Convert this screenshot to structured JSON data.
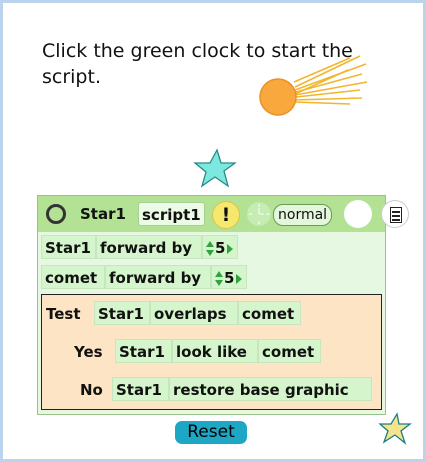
{
  "instructions": "Click the green clock to start the script.",
  "script": {
    "sprite_name": "Star1",
    "script_name": "script1",
    "alert_label": "!",
    "mode_label": "normal",
    "row1": {
      "actor": "Star1",
      "action": "forward by",
      "value": "5"
    },
    "row2": {
      "actor": "comet",
      "action": "forward by",
      "value": "5"
    },
    "test": {
      "test_label": "Test",
      "actor": "Star1",
      "predicate": "overlaps",
      "target": "comet",
      "yes_label": "Yes",
      "yes_actor": "Star1",
      "yes_action": "look like",
      "yes_target": "comet",
      "no_label": "No",
      "no_actor": "Star1",
      "no_action": "restore base graphic"
    }
  },
  "reset_label": "Reset",
  "icons": [
    "comet-icon",
    "star-icon",
    "clock-icon",
    "menu-circle-icon",
    "sheet-icon"
  ],
  "colors": {
    "header": "#b3e295",
    "tile": "#d5f5cc",
    "test_box": "#fde4c4",
    "reset": "#1ea7c4",
    "star": "#7de8e0"
  }
}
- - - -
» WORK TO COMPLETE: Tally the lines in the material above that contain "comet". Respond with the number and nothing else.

» REPLY TO THE TASK: 4